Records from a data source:
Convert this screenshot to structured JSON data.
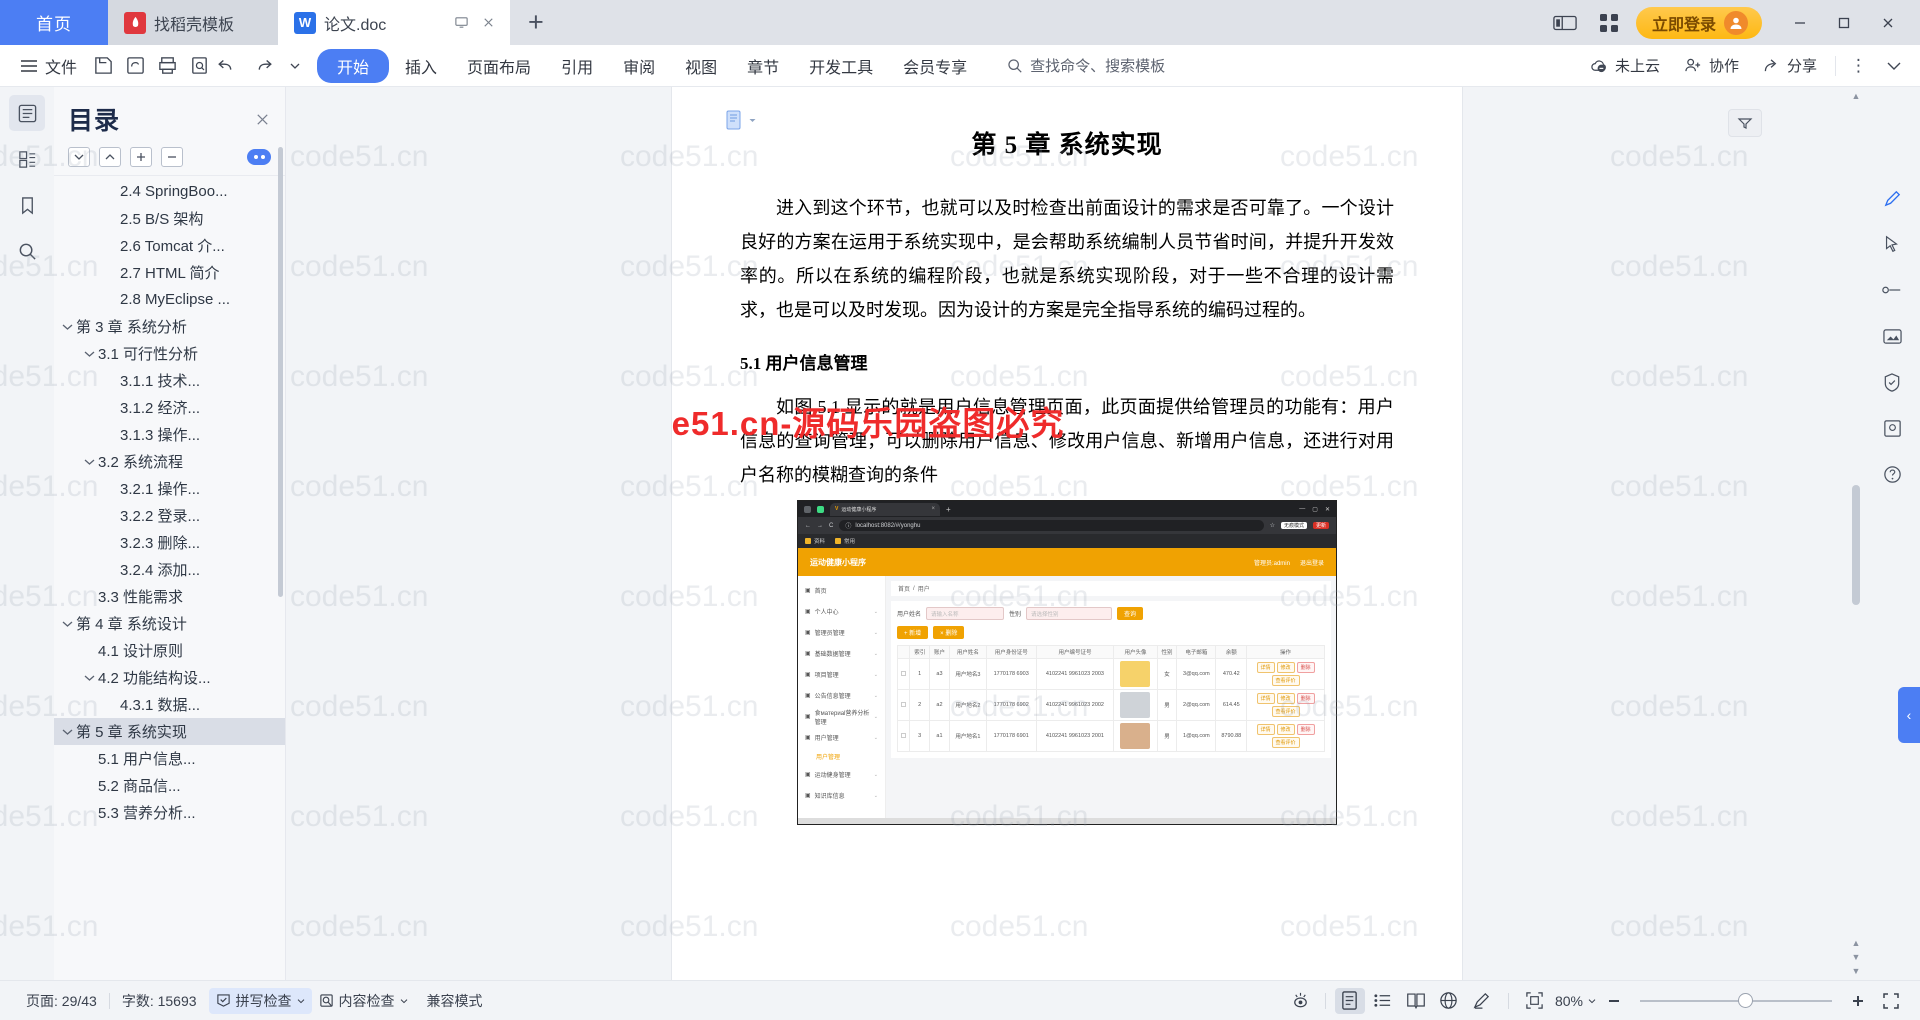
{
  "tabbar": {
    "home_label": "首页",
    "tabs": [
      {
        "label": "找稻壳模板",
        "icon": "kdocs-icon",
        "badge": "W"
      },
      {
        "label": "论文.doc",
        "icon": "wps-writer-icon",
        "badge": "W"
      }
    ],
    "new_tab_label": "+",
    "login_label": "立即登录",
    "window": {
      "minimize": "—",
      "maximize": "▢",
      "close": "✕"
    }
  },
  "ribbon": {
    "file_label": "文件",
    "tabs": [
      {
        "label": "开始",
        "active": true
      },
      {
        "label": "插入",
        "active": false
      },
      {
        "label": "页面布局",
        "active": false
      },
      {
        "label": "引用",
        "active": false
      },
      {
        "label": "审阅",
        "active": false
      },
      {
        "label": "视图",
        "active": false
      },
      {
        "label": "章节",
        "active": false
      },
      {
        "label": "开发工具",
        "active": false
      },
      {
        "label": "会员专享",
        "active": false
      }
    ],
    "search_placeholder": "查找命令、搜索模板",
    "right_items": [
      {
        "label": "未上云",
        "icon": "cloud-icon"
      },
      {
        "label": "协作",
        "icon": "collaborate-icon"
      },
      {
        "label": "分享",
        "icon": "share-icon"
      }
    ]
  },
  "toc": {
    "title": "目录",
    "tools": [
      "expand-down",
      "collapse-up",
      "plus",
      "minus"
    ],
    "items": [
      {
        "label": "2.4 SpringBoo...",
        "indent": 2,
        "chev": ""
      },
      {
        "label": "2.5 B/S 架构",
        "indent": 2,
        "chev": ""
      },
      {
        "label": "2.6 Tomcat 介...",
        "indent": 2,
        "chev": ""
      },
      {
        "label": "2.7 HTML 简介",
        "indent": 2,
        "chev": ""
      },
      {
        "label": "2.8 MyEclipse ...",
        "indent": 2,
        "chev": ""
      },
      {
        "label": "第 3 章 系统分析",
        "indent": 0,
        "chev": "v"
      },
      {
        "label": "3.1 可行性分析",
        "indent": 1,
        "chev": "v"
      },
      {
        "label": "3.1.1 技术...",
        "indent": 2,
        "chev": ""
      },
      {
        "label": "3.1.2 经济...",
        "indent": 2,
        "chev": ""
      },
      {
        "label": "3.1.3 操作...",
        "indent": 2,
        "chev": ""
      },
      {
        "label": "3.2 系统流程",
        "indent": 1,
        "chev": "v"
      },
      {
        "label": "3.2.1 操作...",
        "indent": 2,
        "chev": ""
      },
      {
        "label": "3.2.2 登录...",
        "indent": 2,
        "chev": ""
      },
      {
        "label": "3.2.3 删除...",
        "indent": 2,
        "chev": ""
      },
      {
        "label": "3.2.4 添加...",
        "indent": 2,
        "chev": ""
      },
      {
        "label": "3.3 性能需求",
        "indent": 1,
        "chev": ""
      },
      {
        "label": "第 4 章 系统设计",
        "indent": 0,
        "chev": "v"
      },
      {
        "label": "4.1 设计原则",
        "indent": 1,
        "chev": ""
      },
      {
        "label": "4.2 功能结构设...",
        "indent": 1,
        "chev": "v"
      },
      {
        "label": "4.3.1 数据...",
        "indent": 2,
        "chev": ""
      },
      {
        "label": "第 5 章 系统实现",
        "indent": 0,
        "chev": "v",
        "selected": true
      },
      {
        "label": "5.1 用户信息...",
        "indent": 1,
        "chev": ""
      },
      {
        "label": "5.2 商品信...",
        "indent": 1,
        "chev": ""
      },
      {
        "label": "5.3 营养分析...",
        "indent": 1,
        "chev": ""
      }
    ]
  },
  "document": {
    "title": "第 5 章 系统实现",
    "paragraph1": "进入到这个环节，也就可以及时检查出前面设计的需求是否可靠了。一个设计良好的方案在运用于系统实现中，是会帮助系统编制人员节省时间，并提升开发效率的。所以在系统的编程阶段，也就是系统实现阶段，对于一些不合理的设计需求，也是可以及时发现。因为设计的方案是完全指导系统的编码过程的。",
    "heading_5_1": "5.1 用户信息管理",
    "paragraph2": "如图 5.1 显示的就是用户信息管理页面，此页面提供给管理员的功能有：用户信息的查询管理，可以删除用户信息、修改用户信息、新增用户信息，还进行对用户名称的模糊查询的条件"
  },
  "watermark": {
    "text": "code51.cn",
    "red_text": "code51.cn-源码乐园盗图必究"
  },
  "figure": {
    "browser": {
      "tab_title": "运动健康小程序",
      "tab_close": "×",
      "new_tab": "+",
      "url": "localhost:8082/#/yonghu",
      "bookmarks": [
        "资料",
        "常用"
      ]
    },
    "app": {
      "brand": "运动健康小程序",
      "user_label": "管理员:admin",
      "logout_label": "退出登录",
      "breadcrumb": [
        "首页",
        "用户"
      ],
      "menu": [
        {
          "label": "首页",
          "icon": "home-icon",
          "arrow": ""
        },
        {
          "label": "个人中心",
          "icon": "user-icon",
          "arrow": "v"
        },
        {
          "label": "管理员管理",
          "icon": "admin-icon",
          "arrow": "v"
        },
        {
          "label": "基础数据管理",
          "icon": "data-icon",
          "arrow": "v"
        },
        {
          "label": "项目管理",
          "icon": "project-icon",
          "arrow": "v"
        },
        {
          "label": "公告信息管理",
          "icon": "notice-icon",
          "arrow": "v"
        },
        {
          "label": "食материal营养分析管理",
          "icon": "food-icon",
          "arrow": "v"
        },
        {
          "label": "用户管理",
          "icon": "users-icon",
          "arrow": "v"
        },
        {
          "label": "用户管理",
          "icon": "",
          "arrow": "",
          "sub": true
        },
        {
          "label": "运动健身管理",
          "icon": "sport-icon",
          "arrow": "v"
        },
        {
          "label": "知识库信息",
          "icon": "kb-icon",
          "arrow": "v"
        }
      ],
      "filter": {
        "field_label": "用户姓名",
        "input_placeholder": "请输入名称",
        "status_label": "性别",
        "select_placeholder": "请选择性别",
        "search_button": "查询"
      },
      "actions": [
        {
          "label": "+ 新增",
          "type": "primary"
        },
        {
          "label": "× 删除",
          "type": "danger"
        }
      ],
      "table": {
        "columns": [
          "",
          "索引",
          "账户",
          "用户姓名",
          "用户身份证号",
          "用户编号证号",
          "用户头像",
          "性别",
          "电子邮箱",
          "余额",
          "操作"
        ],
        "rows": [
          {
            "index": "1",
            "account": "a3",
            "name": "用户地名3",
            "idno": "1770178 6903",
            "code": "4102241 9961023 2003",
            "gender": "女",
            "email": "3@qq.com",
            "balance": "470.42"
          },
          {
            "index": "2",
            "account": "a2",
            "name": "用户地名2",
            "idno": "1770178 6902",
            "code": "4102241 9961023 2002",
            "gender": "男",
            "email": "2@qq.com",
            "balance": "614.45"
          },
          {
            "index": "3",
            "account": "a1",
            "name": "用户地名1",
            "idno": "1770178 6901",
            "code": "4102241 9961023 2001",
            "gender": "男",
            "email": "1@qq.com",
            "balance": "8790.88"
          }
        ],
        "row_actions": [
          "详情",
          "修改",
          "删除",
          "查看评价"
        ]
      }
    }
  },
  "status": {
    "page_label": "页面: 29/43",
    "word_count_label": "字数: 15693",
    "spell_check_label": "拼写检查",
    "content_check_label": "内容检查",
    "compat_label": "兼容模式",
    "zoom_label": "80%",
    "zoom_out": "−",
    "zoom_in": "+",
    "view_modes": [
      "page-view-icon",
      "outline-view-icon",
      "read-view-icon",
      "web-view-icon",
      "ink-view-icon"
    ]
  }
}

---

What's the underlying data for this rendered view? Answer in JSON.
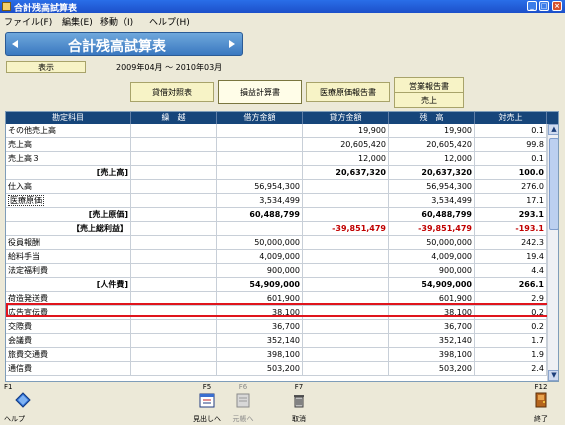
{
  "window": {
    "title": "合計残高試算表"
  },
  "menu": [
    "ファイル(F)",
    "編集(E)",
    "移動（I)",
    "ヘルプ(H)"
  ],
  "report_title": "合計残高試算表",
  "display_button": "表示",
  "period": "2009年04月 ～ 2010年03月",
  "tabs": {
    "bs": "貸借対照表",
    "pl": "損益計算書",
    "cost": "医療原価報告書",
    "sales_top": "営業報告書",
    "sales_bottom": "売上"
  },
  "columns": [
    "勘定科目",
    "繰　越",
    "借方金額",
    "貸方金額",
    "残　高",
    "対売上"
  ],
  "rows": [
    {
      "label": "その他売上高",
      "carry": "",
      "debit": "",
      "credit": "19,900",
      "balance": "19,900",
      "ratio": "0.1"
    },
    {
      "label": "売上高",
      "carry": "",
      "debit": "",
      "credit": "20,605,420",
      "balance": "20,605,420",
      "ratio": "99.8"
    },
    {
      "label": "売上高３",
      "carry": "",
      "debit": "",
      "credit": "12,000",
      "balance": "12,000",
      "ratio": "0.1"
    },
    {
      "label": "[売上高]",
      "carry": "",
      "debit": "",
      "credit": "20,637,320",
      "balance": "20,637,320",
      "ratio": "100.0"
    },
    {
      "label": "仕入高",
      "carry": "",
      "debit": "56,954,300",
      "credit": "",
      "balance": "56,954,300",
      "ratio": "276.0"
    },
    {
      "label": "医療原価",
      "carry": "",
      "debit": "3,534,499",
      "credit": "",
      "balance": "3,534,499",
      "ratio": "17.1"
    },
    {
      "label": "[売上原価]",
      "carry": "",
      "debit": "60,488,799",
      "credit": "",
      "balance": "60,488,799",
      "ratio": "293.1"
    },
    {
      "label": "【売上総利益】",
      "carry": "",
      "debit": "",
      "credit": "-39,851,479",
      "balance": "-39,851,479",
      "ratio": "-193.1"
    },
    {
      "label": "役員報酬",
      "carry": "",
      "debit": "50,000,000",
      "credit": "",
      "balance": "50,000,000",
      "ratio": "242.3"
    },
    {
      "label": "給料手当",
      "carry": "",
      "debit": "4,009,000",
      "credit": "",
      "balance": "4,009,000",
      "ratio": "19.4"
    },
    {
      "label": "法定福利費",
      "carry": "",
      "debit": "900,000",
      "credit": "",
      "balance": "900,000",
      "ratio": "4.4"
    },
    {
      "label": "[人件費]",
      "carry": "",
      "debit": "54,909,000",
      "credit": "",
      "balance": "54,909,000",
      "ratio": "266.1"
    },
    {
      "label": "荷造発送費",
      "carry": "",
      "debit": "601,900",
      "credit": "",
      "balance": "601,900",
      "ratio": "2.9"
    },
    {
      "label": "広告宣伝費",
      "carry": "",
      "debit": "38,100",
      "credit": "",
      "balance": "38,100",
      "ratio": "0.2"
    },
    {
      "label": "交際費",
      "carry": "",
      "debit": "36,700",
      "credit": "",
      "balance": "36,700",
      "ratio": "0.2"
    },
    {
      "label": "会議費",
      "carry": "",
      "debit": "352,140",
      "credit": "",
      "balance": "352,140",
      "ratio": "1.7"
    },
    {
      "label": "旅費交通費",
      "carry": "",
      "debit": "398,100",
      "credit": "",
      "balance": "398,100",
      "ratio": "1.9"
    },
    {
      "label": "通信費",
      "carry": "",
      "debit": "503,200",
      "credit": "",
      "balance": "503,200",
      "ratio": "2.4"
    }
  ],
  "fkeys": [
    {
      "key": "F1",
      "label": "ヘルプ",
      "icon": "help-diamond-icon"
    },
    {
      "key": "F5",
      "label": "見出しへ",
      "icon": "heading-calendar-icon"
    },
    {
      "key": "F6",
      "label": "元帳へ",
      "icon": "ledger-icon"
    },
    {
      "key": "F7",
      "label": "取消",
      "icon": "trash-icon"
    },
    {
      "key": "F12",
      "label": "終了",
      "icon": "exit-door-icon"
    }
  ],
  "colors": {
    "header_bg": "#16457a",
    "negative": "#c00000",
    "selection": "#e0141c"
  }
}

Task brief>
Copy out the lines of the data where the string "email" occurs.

Completed task>
            "email": "3@qq.com",
            "email": "2@qq.com",
            "email": "1@qq.com",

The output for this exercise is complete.